Currently over 60% of Kenya’s power comes from hydroelectric sources but these are proving increasingly unreliable as the issue of seasonal variation is intensified by erratic rain patterns. Alternative energy sources are needed and the leading energy supplier in Kenya, Kenya Electricity Generating Company (KenGen), hopes to expand its geothermal energy supply from 13% to 25 % of its total usage by 2020. The potential of geothermal energy in the region was first realised internationally by the United Nations Development Program, when geologists observed thermal anomalies below the East African Rift system. Locals have been utilizing this resource for centuries using steam vents to create the perfect humidity for greenhouses, or simply to enjoy a swim in the many natural hot lakes.

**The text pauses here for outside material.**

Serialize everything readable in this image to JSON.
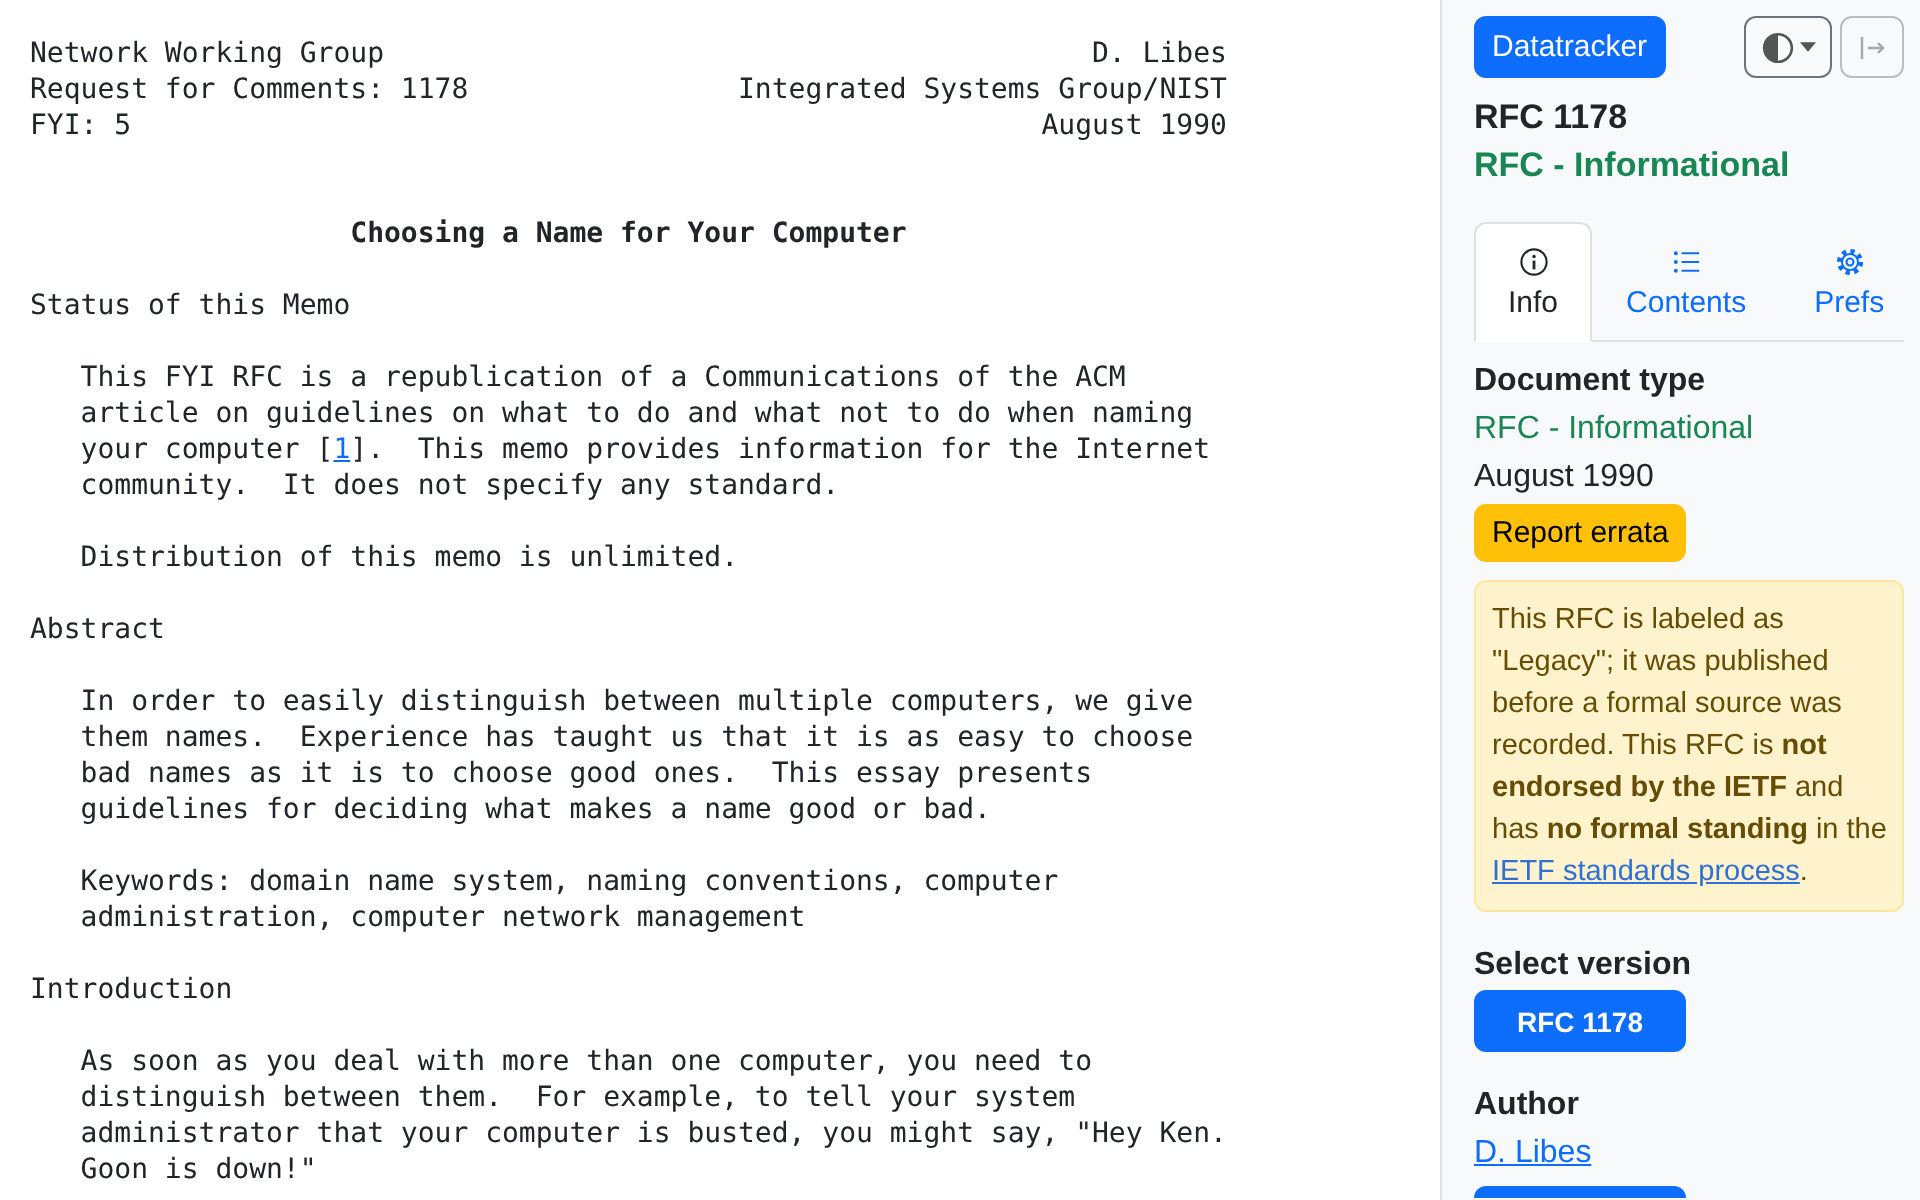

Along the 6000 km of the rift from the Red Sea to Mozambique, geochemical, geophysical and heat flow measurements were made to identify areas suitable for geothermal wells.
One area lies next to the extinct Olkaria volcano, within the Hell’s Gate National Park, and sits over some of the thinnest continental crust on Earth. This is a result of the thinning of the crust by tectonic stretching, causing hotter material below the Earth’s surface to rise, resulting in higher temperatures. This thin crust was ideal for the drilling of geothermal wells, reaching depths of around 3000 m, where temperatures get up to 342°C, far higher than the usual temperature of 90°C at this depth. Water in the surrounding rocks is converted to steam by the heat. The steam can be used to drive turbines and produce electricity.